• **Task description**
Apart from the images, reproduce every record word for word.

== Data for this task ==

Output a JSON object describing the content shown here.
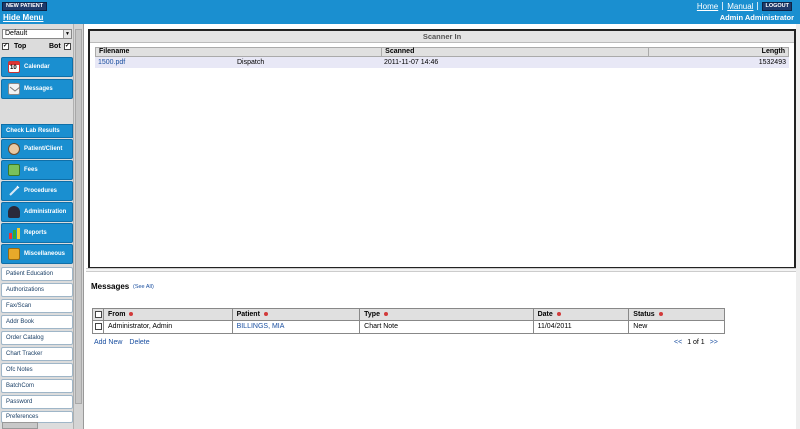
{
  "topbar": {
    "new_patient": "NEW PATIENT",
    "hide_menu": "Hide Menu",
    "home": "Home",
    "manual": "Manual",
    "logout": "LOGOUT",
    "user": "Admin Administrator"
  },
  "sidebar": {
    "profile_select": "Default",
    "top_label": "Top",
    "bot_label": "Bot",
    "nav_main": [
      {
        "label": "Calendar",
        "icon": "calendar-icon"
      },
      {
        "label": "Messages",
        "icon": "envelope-icon"
      },
      {
        "label": "Check Lab Results",
        "icon": ""
      },
      {
        "label": "Patient/Client",
        "icon": "person-icon"
      },
      {
        "label": "Fees",
        "icon": "money-icon"
      },
      {
        "label": "Procedures",
        "icon": "syringe-icon"
      },
      {
        "label": "Administration",
        "icon": "admin-icon"
      },
      {
        "label": "Reports",
        "icon": "chart-icon"
      },
      {
        "label": "Miscellaneous",
        "icon": "puzzle-icon"
      }
    ],
    "calendar_icon_day": "10",
    "nav_links": [
      "Patient Education",
      "Authorizations",
      "Fax/Scan",
      "Addr Book",
      "Order Catalog",
      "Chart Tracker",
      "Ofc Notes",
      "BatchCom",
      "Password",
      "Preferences"
    ]
  },
  "scanner": {
    "title": "Scanner In",
    "columns": [
      "Filename",
      "Scanned",
      "Length"
    ],
    "rows": [
      {
        "filename": "1500.pdf",
        "type": "Dispatch",
        "scanned": "2011-11-07 14:46",
        "length": "1532493"
      }
    ]
  },
  "messages": {
    "title": "Messages",
    "see_all": "(See All)",
    "columns": [
      "From",
      "Patient",
      "Type",
      "Date",
      "Status"
    ],
    "rows": [
      {
        "from": "Administrator, Admin",
        "patient": "BILLINGS, MIA",
        "type": "Chart Note",
        "date": "11/04/2011",
        "status": "New"
      }
    ],
    "add_new": "Add New",
    "delete": "Delete",
    "pager": {
      "prev": "<<",
      "page": "1 of 1",
      "next": ">>"
    }
  },
  "colors": {
    "accent": "#1a8fd0",
    "dark_button": "#1e3a6a",
    "link": "#1a4fa0",
    "sort_dot": "#d23b3b"
  }
}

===

• **Exercise output**
Output a JSON object describing the content shown here.
{
  "topbar": {
    "new_patient": "NEW PATIENT",
    "hide_menu": "Hide Menu",
    "home": "Home",
    "manual": "Manual",
    "logout": "LOGOUT",
    "user": "Admin Administrator"
  },
  "sidebar": {
    "profile_select": "Default",
    "top_label": "Top",
    "bot_label": "Bot",
    "nav_main": [
      {
        "label": "Calendar",
        "icon": "calendar-icon"
      },
      {
        "label": "Messages",
        "icon": "envelope-icon"
      },
      {
        "label": "Check Lab Results",
        "icon": ""
      },
      {
        "label": "Patient/Client",
        "icon": "person-icon"
      },
      {
        "label": "Fees",
        "icon": "money-icon"
      },
      {
        "label": "Procedures",
        "icon": "syringe-icon"
      },
      {
        "label": "Administration",
        "icon": "admin-icon"
      },
      {
        "label": "Reports",
        "icon": "chart-icon"
      },
      {
        "label": "Miscellaneous",
        "icon": "puzzle-icon"
      }
    ],
    "calendar_icon_day": "10",
    "nav_links": [
      "Patient Education",
      "Authorizations",
      "Fax/Scan",
      "Addr Book",
      "Order Catalog",
      "Chart Tracker",
      "Ofc Notes",
      "BatchCom",
      "Password",
      "Preferences"
    ]
  },
  "scanner": {
    "title": "Scanner In",
    "columns": [
      "Filename",
      "Scanned",
      "Length"
    ],
    "rows": [
      {
        "filename": "1500.pdf",
        "type": "Dispatch",
        "scanned": "2011-11-07 14:46",
        "length": "1532493"
      }
    ]
  },
  "messages": {
    "title": "Messages",
    "see_all": "(See All)",
    "columns": [
      "From",
      "Patient",
      "Type",
      "Date",
      "Status"
    ],
    "rows": [
      {
        "from": "Administrator, Admin",
        "patient": "BILLINGS, MIA",
        "type": "Chart Note",
        "date": "11/04/2011",
        "status": "New"
      }
    ],
    "add_new": "Add New",
    "delete": "Delete",
    "pager": {
      "prev": "<<",
      "page": "1 of 1",
      "next": ">>"
    }
  },
  "colors": {
    "accent": "#1a8fd0",
    "dark_button": "#1e3a6a",
    "link": "#1a4fa0",
    "sort_dot": "#d23b3b"
  }
}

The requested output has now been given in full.